“Instead, I love my job as an appraiser and the conditions have been created for me to be able to do it in Galli Partners Consulting, so as to avoid any potential conflicts of interest. Even if my collaboration with IFEC, on some mandates, remains, exploiting all those synergies that ultimately benefit the client.”
So let’s talk about your activity. What are the major emergencies today with regard to damage to buildings?
“One of the key issues is climate change. Last summer was exemplary in Ticino. Weather phenomena that were once thought of as extraordinary events in our area are becoming more frequent. Just to give you a couple of examples, we were involved in expert reports at Locarno civil airport, where the hangar1 was blown off its hinges by strong gusts of wind. In another case, damage was caused to a house by flooding due to an overflowing brook.”
What do you do in such cases?
“First and foremost, it’s about offering people help, to enable them to reuse their damaged property as quickly as possible. In this case, for example, by establishing the compensation due from an insurance point of view.”
Are renovations then only conservative?
“It depends. Certainly that is the priority, but you can take advantage of the need for an intervention to try to increase the performance of the building. In the face of climate change, regulations are also adapting.”

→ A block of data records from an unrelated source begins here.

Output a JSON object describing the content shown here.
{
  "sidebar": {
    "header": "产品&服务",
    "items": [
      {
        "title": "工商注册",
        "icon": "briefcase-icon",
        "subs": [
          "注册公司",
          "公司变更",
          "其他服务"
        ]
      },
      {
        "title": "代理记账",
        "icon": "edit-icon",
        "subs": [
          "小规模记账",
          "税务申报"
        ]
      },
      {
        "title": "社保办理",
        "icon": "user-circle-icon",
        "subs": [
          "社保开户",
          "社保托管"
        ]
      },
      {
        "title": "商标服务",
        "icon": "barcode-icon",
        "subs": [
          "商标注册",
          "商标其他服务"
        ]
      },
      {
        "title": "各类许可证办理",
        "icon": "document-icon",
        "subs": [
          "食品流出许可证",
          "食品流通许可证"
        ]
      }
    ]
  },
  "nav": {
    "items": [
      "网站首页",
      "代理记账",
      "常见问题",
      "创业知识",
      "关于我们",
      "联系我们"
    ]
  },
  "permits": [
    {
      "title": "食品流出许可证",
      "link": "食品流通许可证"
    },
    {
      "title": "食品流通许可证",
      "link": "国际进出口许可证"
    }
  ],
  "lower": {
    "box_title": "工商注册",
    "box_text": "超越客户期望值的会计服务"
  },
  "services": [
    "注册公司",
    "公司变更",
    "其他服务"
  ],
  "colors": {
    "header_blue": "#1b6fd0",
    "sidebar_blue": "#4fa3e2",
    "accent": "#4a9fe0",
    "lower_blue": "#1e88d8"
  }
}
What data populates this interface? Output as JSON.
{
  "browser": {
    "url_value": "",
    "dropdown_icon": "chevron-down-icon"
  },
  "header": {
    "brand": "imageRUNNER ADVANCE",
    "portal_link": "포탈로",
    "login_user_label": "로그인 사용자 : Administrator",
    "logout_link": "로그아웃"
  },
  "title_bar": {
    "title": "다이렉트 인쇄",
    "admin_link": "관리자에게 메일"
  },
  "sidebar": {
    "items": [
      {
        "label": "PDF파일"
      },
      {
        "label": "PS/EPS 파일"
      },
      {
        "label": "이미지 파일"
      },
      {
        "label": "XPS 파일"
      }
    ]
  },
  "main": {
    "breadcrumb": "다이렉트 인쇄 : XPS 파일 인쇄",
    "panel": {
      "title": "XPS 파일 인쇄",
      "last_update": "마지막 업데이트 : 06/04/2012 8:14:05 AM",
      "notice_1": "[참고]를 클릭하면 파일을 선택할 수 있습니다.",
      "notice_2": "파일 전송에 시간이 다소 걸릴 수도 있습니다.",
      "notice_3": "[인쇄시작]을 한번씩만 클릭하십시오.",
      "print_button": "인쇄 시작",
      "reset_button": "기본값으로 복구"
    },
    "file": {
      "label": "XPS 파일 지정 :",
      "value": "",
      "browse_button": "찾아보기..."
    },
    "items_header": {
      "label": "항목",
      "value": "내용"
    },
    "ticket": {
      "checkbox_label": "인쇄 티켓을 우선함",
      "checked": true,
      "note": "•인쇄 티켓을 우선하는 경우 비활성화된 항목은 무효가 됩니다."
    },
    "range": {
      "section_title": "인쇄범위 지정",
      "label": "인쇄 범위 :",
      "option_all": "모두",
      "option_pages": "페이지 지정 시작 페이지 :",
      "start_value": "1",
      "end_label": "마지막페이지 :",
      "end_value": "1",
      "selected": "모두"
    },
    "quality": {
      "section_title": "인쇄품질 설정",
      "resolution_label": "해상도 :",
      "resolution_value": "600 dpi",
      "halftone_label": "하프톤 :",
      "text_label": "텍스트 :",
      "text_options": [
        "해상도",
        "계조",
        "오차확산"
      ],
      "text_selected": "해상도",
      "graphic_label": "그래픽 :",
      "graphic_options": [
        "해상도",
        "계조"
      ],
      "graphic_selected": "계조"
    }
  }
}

What are the other causes of damage to buildings?
“The other big issue is the complexity of buildings. In the last twenty years there are more and more materials being used and more and more professionals involved. Usually the problems arise in the connections, in the interfaces. For example, most damage is caused by water infiltration. It is not enough to have a perfect window or wall, because it is often at the junction that problems arise. In these cases, it is essential to understand the causes of the damage before looking into renovation.”
The engineer, therefore, should not just make calculations.
“This is the point. Not only in my sector, but starting with the design team, the engineer’s role must be interpreted as that of a consultant who has a global vision of the work. And, of course, you have to consider the other two elements that play a role in the construction of a building: the contractors and the client.”
“Not always do contractors have all the necessary know-how and not always is the client clear about what he wants. In any case, there are tendencies to want more and more but not necessarily to invest more. One example: instead of adapting our bodies, we find technological inventions to do so. Who today would make a 300 km journey in a car without air conditioning? This generates a cycle that is not very virtuous.”
In what way?
“As I explain to my students, we produce more energy-efficient light bulbs, but we use ten in a room, whereas before there was only one (and people only turned it on when necessary). We should always approach issues with a global vision. There is no point in spending money on photovoltaic panels if the house is very bad in terms of energy loss. The same applies to land management. In Switzerland, in recent years, we have invested in structures, even at high altitudes, in unpopulated areas, in order to prevent hydrogeological instability and we have been far-sighted with regard to climate change. We must continue to do so.”
You mentioned the students. You are also a lecturer at SUPSI, do you recommend becoming an engineer?
“At the base of everything is passion, as in any trade or profession. After that, I recommend learning languages well: English and German, above all. To travel around and gain experience in Switzerland, Germany or outside Europe. There is always time to go back to your roots.”
Does the figure of the engineer appeal to the younger generation?
“In Ticino we have a shortage of engineers. Partly because many prefer to go beyond Gotthard to work, partly because it is seen as less rewarding than other professions. But good engineers earn good money and if you have a global vision, you can make an important contribution in design teams, seeing your role recognised.”